      <distributed-cache name="dist-sync" mode="SYNC"/>

You can find the source code for the above example here:

Using Listeners to capture events

Infinispan provides a listener API, where clients can register and get notified when cache level events and cache manager level events happen. Events trigger a notification which is dispatched to listeners. Listeners are simple POJO s annotated with @Listener and registered using the methods defined in the Listenable interface. Let’s see how we can register as listener the same Application class:

package com.mastertheboss;

import org.infinispan.Cache;
import org.infinispan.configuration.cache.ConfigurationBuilder;
import org.infinispan.manager.DefaultCacheManager;
import org.infinispan.notifications.Listener;
import org.infinispan.notifications.cachelistener.annotation.CacheEntryCreated;
import org.infinispan.notifications.cachelistener.annotation.CacheEntryModified;
import org.infinispan.notifications.cachelistener.event.CacheEntryCreatedEvent;
import org.infinispan.notifications.cachelistener.event.CacheEntryModifiedEvent;
public class AppListener {

	   public static void main(String[] args) {

	      DefaultCacheManager cacheManager = new DefaultCacheManager();
	      cacheManager.defineConfiguration("local", new ConfigurationBuilder().build());
	      Cache<String, String> cache = cacheManager.getCache("local");

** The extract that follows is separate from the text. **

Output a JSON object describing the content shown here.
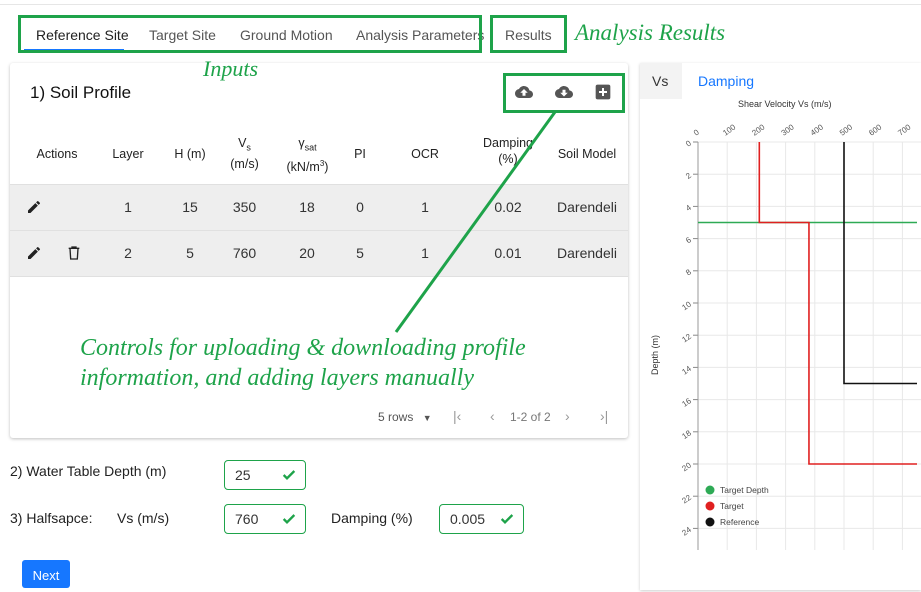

	      cache.addListener(new MyListener());
	      // Store some values
	      cache.put("key1", "value1");
	      cache.put("key2", "value2");
	      cache.put("key1", "newValue");
	      // Stop the cache manager and release all resources
	   public static class MyListener {
	      public void entryCreated(CacheEntryCreatedEvent<String, String> event) {
	         if (!event.isPre())
	            System.out.printf("Added entry: %s\n", event.getKey());
	      public void entryModified(CacheEntryModifiedEvent<String, String> event) {
	         if (event.isPre())
	            System.out.printf("Modified entry: %s\n", event.getKey());

Configuring Cache expiration

Data stored in an in-memory data grid is usually the result of an expensive computation or has been retrieved from a data-source. If such data can vary with time, it makes sense to set an expiration time, thus making the cache entries mortal. In Infinispan entry expiration can happen in two ways:

  • After some time after the data was inserted into the cache (i.e. lifespan)
  • After some time since it was last accessed (i.e. maximum idle time)

The Cache interface offers overloaded versions of the put() method that allow specifying either or both expiration properties. The following example shows how to insert an entry which will expire after 1 minute:

cache.put(location, weather, 1, TimeUnit.MINUTES);

You can also set a default expiration lifespan for all entries in a cache via the configuration:

configurationBuilder.expiration().lifespan(1, TimeUnit.MINUTES);

or in XML:

<distributed-cache name="mortaldata">
  <expiration lifespan="60000" /> 

Eviction of Cache Data

Out of the box, caches are unbounded, that is they grow indefinitely and it is up to the application to remove unneeded data. In Infinispan you can also set a maximum size for a cache: when this limit is reached, entries accessed least recently will be evicted. For example, here is how to set a maximum of 1000 entries in the cache:


or in XML:

<distributed-cache name="boundedcache">
  <eviction strategy="LIRS" type="COUNT" size="1000" />

You can also set a maximum memory occupation. For example to set an upper bound of 1MB:


And the equivalent in XML:

<distributed-cache name="boundedcache">
  <eviction strategy="LIRS" type="MEMORY" size="1000000" />

How to clear Infinispan cache

There is no single API to remove all data from the in-memory data grid. If the application uses WildFly’s Infinispan cache (which is however not a recommended option), one could undeploy a particular application, which results in clearing the cache. Apart from that, you can use the following method to clear all entries of a Cache:

cache.entrySet().removeIf(entry -> entry.getKey().indexOf("key-") > 0);

Yet another choice is the cache stream API which may be a little more cumbersome to use, but will provide you the best performance of all of the options:

   .filter(e -> e.getKey().indexOf("key-") > 0)
   .forEach((cache, e) -> cache.remove(e.getKey()));